1. Motif is _the_ standard. The only reason it is not used in linux-centric freeware is that it cost money. Since 2000, it is available freely including source code. People who don't understand Motif and Xt's object-orientation mechanism resort to gtk. (And, that is exactly why gtk was created as the one of the author confessed.) Qt may be a nice addition to X for better object orientation support. But, then again, I bet it would never be included in the standard.

Oh, BTW, even RMS made a special exception about developing software using Motif. I'm not sure if he still maintains the position, but IIRC, it was because Motif is the standard.


2. -STABLE should be interpreted carefully. It does not mean 'stable' in everyday meaning. It means "no big change in the feature". This should be stressed because -STABLE branch became more or less unstable since 4 branch became -STABLE. One cannot cvsup arbitrarily at any point of time and make world and expect it to work. (It was possible before 4-STABLE, though, and that is why people sometimes get mixed up the intention of -STABLE branch and the stability.)

3. FreeBSD installer may be less friendly to users. But, that is only one time cost. An average FreeBSD user does not reinstall to upgrade. He/She "make world". (OK, I admit it. I reinstalled between 2.2.8 and 3.1. But that was becasuse I did not want to go through ELF migration.)

This feature and OpenBSD's 'fake install' mechanism of port inspired the project leader of Gentoo linux. (I don't know if his articles are still available, but he wrote a series of articles at IBM site about how wonderful BSD is and how to introduce the mechanism into linux.)

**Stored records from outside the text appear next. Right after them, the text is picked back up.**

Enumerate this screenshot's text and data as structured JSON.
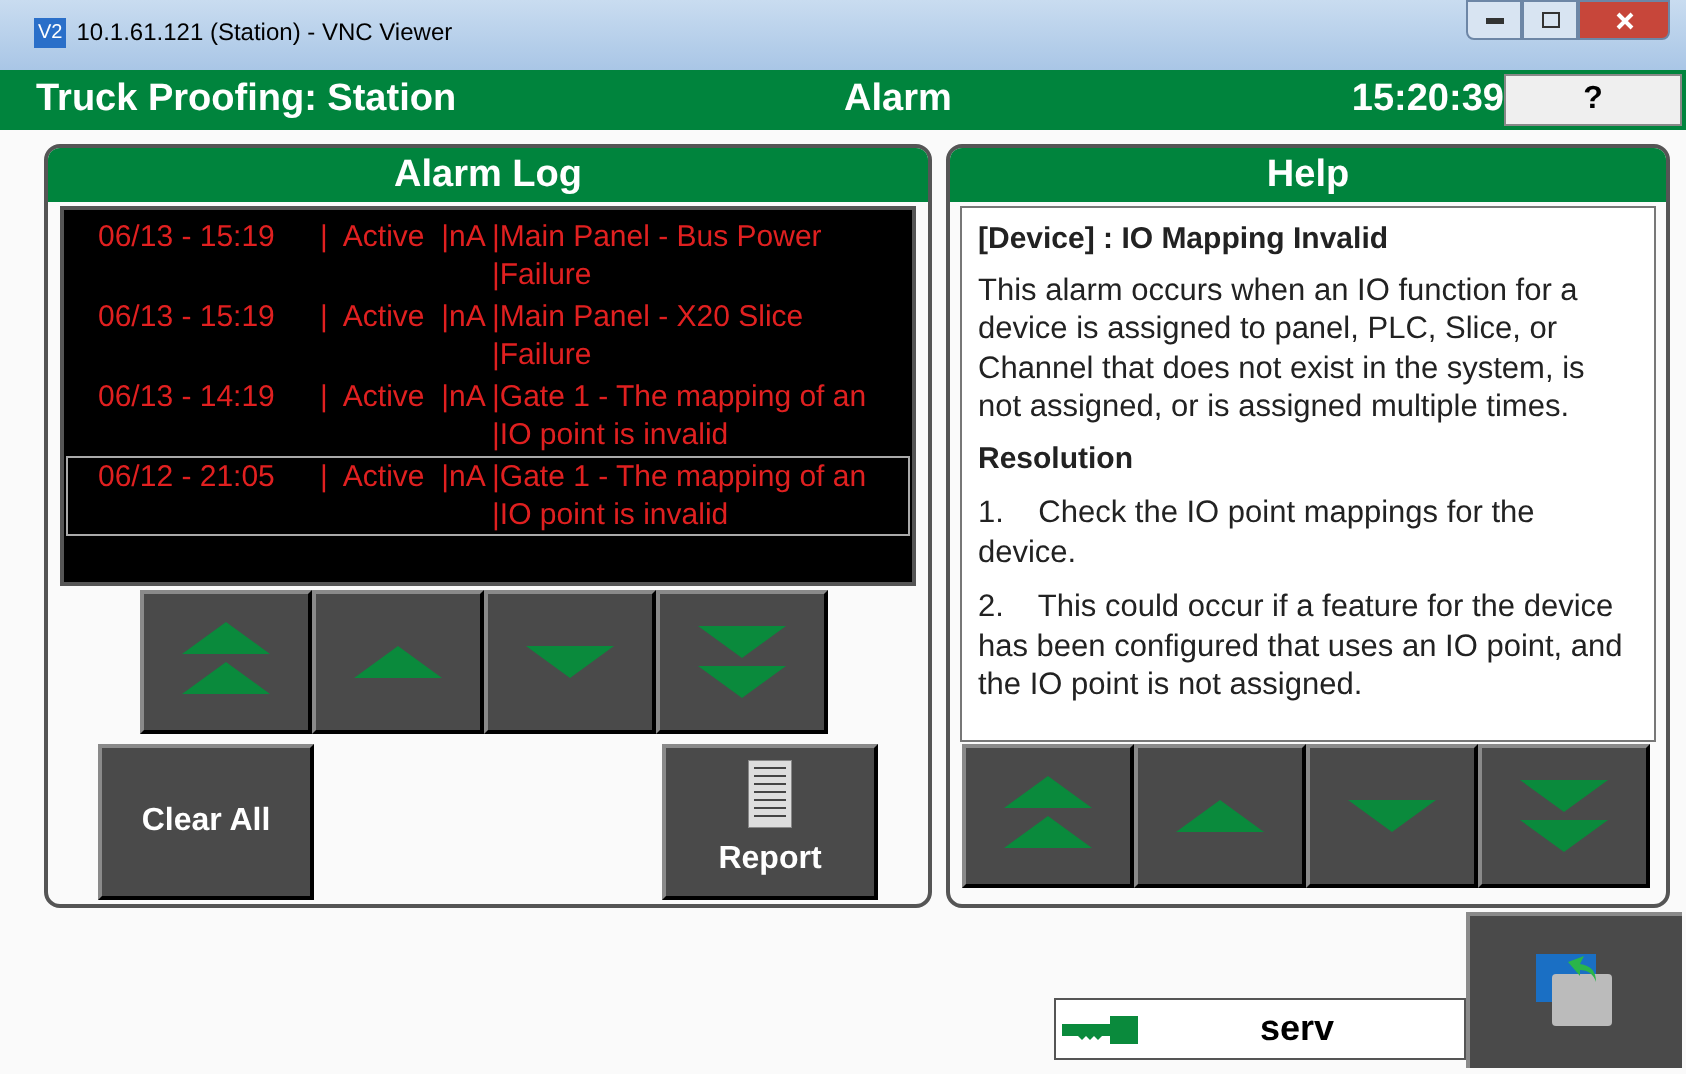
{
  "window": {
    "title": "10.1.61.121 (Station) - VNC Viewer",
    "app_icon": "V2"
  },
  "header": {
    "title": "Truck Proofing: Station",
    "screen": "Alarm",
    "time": "15:20:39",
    "help_button": "?"
  },
  "alarm_log": {
    "title": "Alarm Log",
    "rows": [
      {
        "time": "06/13 - 15:19",
        "status": "|  Active  |nA",
        "message": [
          "|Main Panel - Bus Power",
          "|Failure"
        ],
        "selected": false
      },
      {
        "time": "06/13 - 15:19",
        "status": "|  Active  |nA",
        "message": [
          "|Main Panel - X20 Slice",
          "|Failure"
        ],
        "selected": false
      },
      {
        "time": "06/13 - 14:19",
        "status": "|  Active  |nA",
        "message": [
          "|Gate 1 - The mapping of an",
          "|IO point is invalid"
        ],
        "selected": false
      },
      {
        "time": "06/12 - 21:05",
        "status": "|  Active  |nA",
        "message": [
          "|Gate 1 - The mapping of an",
          "|IO point is invalid"
        ],
        "selected": true
      }
    ],
    "buttons": [
      {
        "label": "Clear All",
        "kind": "text"
      },
      {
        "label": "Report",
        "kind": "report"
      }
    ]
  },
  "help": {
    "title": "Help",
    "heading": "[Device] : IO Mapping Invalid",
    "description": "This alarm occurs when an IO function for a device is assigned to panel, PLC, Slice, or Channel that does not exist in the system, is not assigned, or is assigned multiple times.",
    "resolution_heading": "Resolution",
    "steps": [
      {
        "number": "1.",
        "text": "Check the IO point mappings for the device."
      },
      {
        "number": "2.",
        "text": "This could occur if a feature for the device has been configured that uses an IO point, and the IO point is not assigned."
      }
    ]
  },
  "status": {
    "user": "serv"
  }
}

4. I forgot who said it, but here is a famous quote: "BSD is what you get when bunch of Unix hackers try to port Unix system to various architectures. Linux is what you get when bunch of PC hackers try to port Unix to PC." Of course, here, 'hacker' is used in traditional Unix sense.
Another famous quote is: "Linux is used mostly by MS haters. BSD is used mostly by Unix lovers." :)
Posted on 2004-01-31 04:11:44 by Starless
Motif is _the_ standard. The only reason it is not used in linux-centric freeware is that it cost money.


Quite true. My mental image of X was that of X under Motif, before I started using it myself. All the commercial systems that I've ever seen/used, were running Motif. That's why I installed Lesstif on my first X installation (was a free clone of Motif). I use KDE these days though, because it works much nicer, it's almost like Windows :)
But yea, Motif is what X should look like :)

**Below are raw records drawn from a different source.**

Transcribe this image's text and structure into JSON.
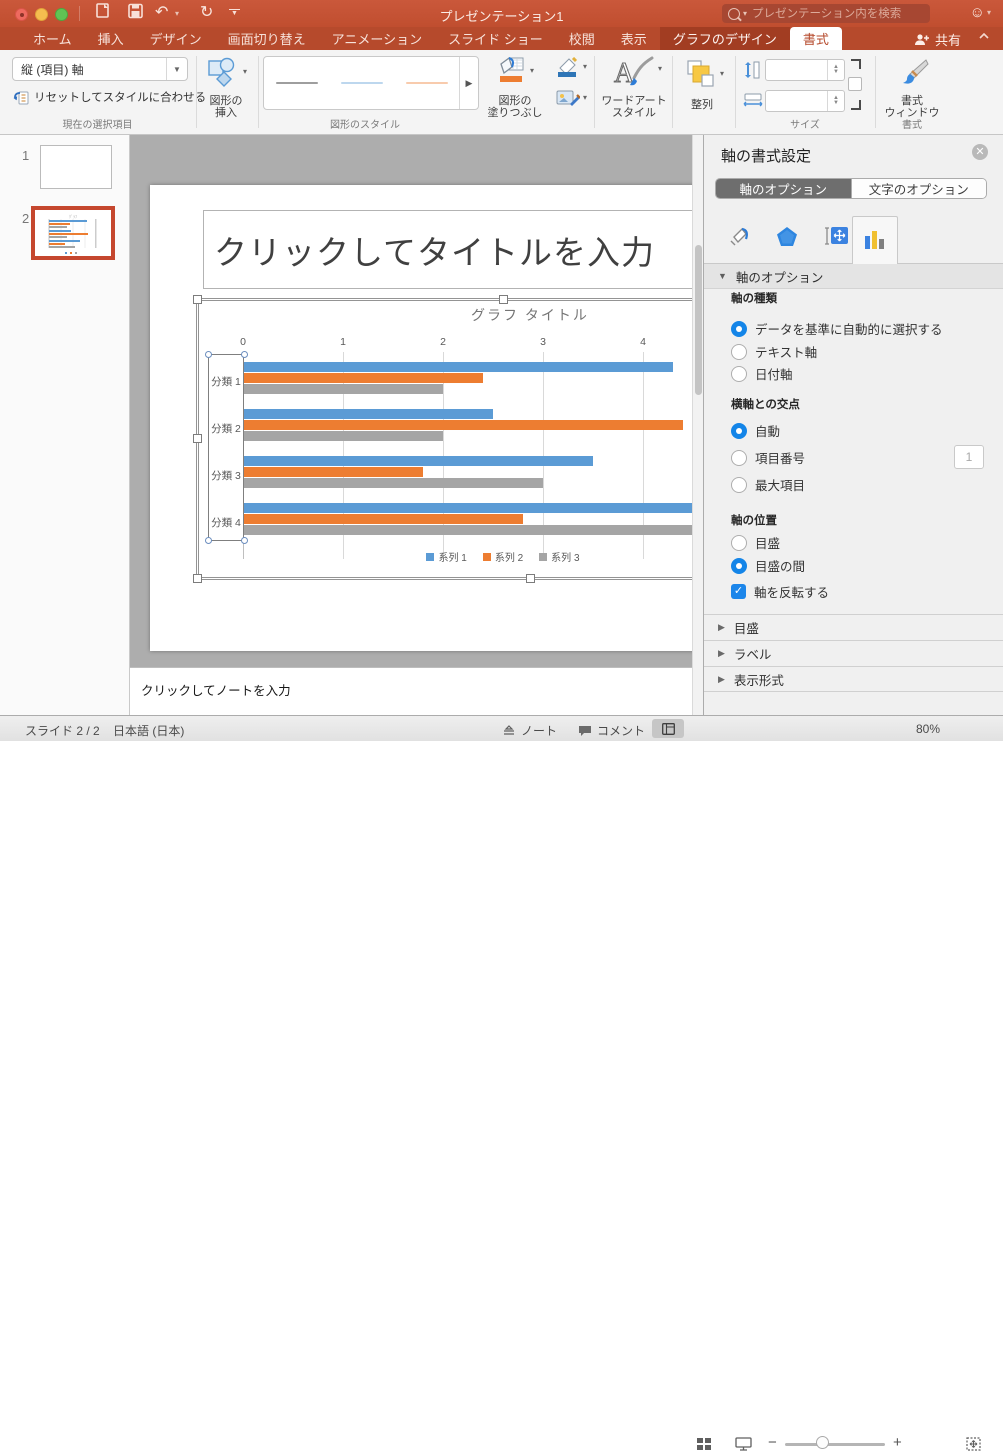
{
  "window": {
    "title": "プレゼンテーション1",
    "search_placeholder": "プレゼンテーション内を検索",
    "share_label": "共有",
    "tabs": [
      "ホーム",
      "挿入",
      "デザイン",
      "画面切り替え",
      "アニメーション",
      "スライド ショー",
      "校閲",
      "表示",
      "グラフのデザイン",
      "書式"
    ],
    "active_tab": "書式",
    "contextual_tab": "グラフのデザイン",
    "toolbar_icons": [
      "new-slide-icon",
      "save-icon",
      "undo-icon",
      "redo-icon",
      "customize-toolbar-icon"
    ],
    "titlebar_icons": [
      "search-icon",
      "smiley-feedback-icon"
    ]
  },
  "ribbon": {
    "current_selection": {
      "dropdown_value": "縦 (項目) 軸",
      "reset_label": "リセットしてスタイルに合わせる",
      "group_label": "現在の選択項目"
    },
    "insert_shapes": {
      "label_lines": [
        "図形の",
        "挿入"
      ]
    },
    "shape_styles": {
      "group_label": "図形のスタイル",
      "fill_label_lines": [
        "図形の",
        "塗りつぶし"
      ],
      "swatch_colors": [
        "#9E9E9E",
        "#BDD7EE",
        "#F8CBAD"
      ]
    },
    "wordart": {
      "label_lines": [
        "ワードアート",
        "スタイル"
      ]
    },
    "arrange_label": "整列",
    "size_group_label": "サイズ",
    "format_pane": {
      "label_lines": [
        "書式",
        "ウィンドウ"
      ],
      "group_label": "書式"
    }
  },
  "slides_panel": {
    "items": [
      {
        "number": "1",
        "selected": false
      },
      {
        "number": "2",
        "selected": true
      }
    ]
  },
  "slide": {
    "title_placeholder": "クリックしてタイトルを入力",
    "notes_placeholder": "クリックしてノートを入力"
  },
  "chart_data": {
    "type": "bar",
    "orientation": "horizontal",
    "title": "グラフ タイトル",
    "categories": [
      "分類 1",
      "分類 2",
      "分類 3",
      "分類 4"
    ],
    "series": [
      {
        "name": "系列 1",
        "color": "#5B9BD5",
        "values": [
          4.3,
          2.5,
          3.5,
          4.5
        ]
      },
      {
        "name": "系列 2",
        "color": "#ED7D31",
        "values": [
          2.4,
          4.4,
          1.8,
          2.8
        ]
      },
      {
        "name": "系列 3",
        "color": "#A5A5A5",
        "values": [
          2.0,
          2.0,
          3.0,
          5.0
        ]
      }
    ],
    "x_ticks": [
      0,
      1,
      2,
      3,
      4
    ],
    "xlim": [
      0,
      4.6
    ],
    "value_axis_position": "top",
    "category_axis_reversed": true,
    "legend_position": "bottom",
    "gridlines": true
  },
  "panel": {
    "title": "軸の書式設定",
    "tabs": [
      {
        "label": "軸のオプション",
        "active": true
      },
      {
        "label": "文字のオプション",
        "active": false
      }
    ],
    "icon_tabs": [
      "fill-line-icon",
      "effects-icon",
      "size-properties-icon",
      "chart-axis-icon"
    ],
    "selected_icon_tab": "chart-axis-icon",
    "section_header": "軸のオプション",
    "groups": {
      "axis_type": {
        "header": "軸の種類",
        "options": [
          {
            "label": "データを基準に自動的に選択する",
            "selected": true
          },
          {
            "label": "テキスト軸",
            "selected": false
          },
          {
            "label": "日付軸",
            "selected": false
          }
        ]
      },
      "crosses": {
        "header": "横軸との交点",
        "options": [
          {
            "label": "自動",
            "selected": true
          },
          {
            "label": "項目番号",
            "selected": false
          },
          {
            "label": "最大項目",
            "selected": false
          }
        ],
        "input_value": "1"
      },
      "position": {
        "header": "軸の位置",
        "options": [
          {
            "label": "目盛",
            "selected": false
          },
          {
            "label": "目盛の間",
            "selected": true
          }
        ]
      }
    },
    "reverse_checkbox": {
      "label": "軸を反転する",
      "checked": true
    },
    "collapsed_sections": [
      "目盛",
      "ラベル",
      "表示形式"
    ]
  },
  "statusbar": {
    "slide_label": "スライド 2 / 2",
    "language": "日本語 (日本)",
    "notes_label": "ノート",
    "comments_label": "コメント",
    "zoom": "80%",
    "view_icons": [
      "normal-view-icon",
      "slide-sorter-icon",
      "presenter-view-icon",
      "fit-window-icon"
    ]
  },
  "colors": {
    "titlebar_red": "#C4512F",
    "tabrow_red": "#B64A2C",
    "contextual_tab_red": "#A23D22",
    "selection_border_red": "#C5472E",
    "radio_blue": "#1485E8",
    "chart_blue": "#5B9BD5",
    "chart_orange": "#ED7D31",
    "chart_gray": "#A5A5A5"
  }
}
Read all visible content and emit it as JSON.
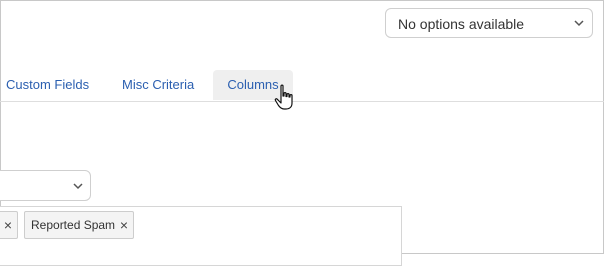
{
  "top_select": {
    "value": "No options available",
    "icon": "chevron-down-icon"
  },
  "tabs": [
    {
      "label": "Custom Fields",
      "active": false
    },
    {
      "label": "Misc Criteria",
      "active": false
    },
    {
      "label": "Columns",
      "active": true
    }
  ],
  "tags": {
    "partial_remove": "×",
    "items": [
      {
        "label": "Reported Spam",
        "remove": "×"
      }
    ]
  },
  "colors": {
    "tab_link": "#2b5fb0",
    "active_tab_bg": "#efefef"
  }
}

An average FreeBSD user does not reinstall to upgrade.


I had to reinstall from 4.x to 5.x because they changed from gcc 2.x to gcc 3.x, and in their infinite wisdom, the gcc people decided to make gcc 3.x's object format incompatible with the earlier ones. It was impossible to link old and new code, so you got sort of a chicken-and-egg problem. But that is not entirely FreeBSD's fault, they weren't responsible for the idiotic mistake, and their only alternative would be to stick to gcc 2.95 forever, and be left behind... they would have had to make the move sometime anyway. Anyway, I just did a minimal binary install over FTP, over the old 4.7 install, which as I said above, didn't work out entirely correctly, so the system was acting a bit weird afterwards. But after a cvsup/make kernel/world, everything worked fine again.
Posted on 2004-01-31 04:52:16 by Henk-Jan